The expected output is each entry, given again exactly.

[Collected data entries]
※
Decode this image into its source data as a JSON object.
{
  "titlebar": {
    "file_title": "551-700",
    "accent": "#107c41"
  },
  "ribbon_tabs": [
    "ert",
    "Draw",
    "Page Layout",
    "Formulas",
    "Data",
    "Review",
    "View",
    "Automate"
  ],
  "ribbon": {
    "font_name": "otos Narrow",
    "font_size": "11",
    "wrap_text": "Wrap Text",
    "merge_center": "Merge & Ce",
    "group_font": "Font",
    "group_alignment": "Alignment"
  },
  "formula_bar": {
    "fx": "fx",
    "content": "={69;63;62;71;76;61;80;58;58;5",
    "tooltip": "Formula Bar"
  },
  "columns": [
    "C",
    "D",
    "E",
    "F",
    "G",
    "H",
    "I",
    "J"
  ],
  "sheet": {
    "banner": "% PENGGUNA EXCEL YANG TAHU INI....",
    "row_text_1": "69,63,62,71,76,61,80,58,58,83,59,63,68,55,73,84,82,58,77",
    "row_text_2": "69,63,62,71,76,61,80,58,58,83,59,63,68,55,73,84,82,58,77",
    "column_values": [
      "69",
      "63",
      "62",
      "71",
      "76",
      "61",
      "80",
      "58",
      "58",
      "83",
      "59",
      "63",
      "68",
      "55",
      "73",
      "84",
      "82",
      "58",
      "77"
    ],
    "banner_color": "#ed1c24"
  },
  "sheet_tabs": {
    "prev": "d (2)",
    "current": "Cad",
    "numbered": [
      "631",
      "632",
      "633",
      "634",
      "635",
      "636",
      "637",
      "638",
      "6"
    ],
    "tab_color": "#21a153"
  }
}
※
## Output for this exercise
Decode this image into its source data as a JSON object.
{
  "titlebar": {
    "file_title": "551-700",
    "accent": "#107c41"
  },
  "ribbon_tabs": [
    "ert",
    "Draw",
    "Page Layout",
    "Formulas",
    "Data",
    "Review",
    "View",
    "Automate"
  ],
  "ribbon": {
    "font_name": "otos Narrow",
    "font_size": "11",
    "wrap_text": "Wrap Text",
    "merge_center": "Merge & Ce",
    "group_font": "Font",
    "group_alignment": "Alignment"
  },
  "formula_bar": {
    "fx": "fx",
    "content": "={69;63;62;71;76;61;80;58;58;5",
    "tooltip": "Formula Bar"
  },
  "columns": [
    "C",
    "D",
    "E",
    "F",
    "G",
    "H",
    "I",
    "J"
  ],
  "sheet": {
    "banner": "% PENGGUNA EXCEL YANG TAHU INI....",
    "row_text_1": "69,63,62,71,76,61,80,58,58,83,59,63,68,55,73,84,82,58,77",
    "row_text_2": "69,63,62,71,76,61,80,58,58,83,59,63,68,55,73,84,82,58,77",
    "column_values": [
      "69",
      "63",
      "62",
      "71",
      "76",
      "61",
      "80",
      "58",
      "58",
      "83",
      "59",
      "63",
      "68",
      "55",
      "73",
      "84",
      "82",
      "58",
      "77"
    ],
    "banner_color": "#ed1c24"
  },
  "sheet_tabs": {
    "prev": "d (2)",
    "current": "Cad",
    "numbered": [
      "631",
      "632",
      "633",
      "634",
      "635",
      "636",
      "637",
      "638",
      "6"
    ],
    "tab_color": "#21a153"
  }
}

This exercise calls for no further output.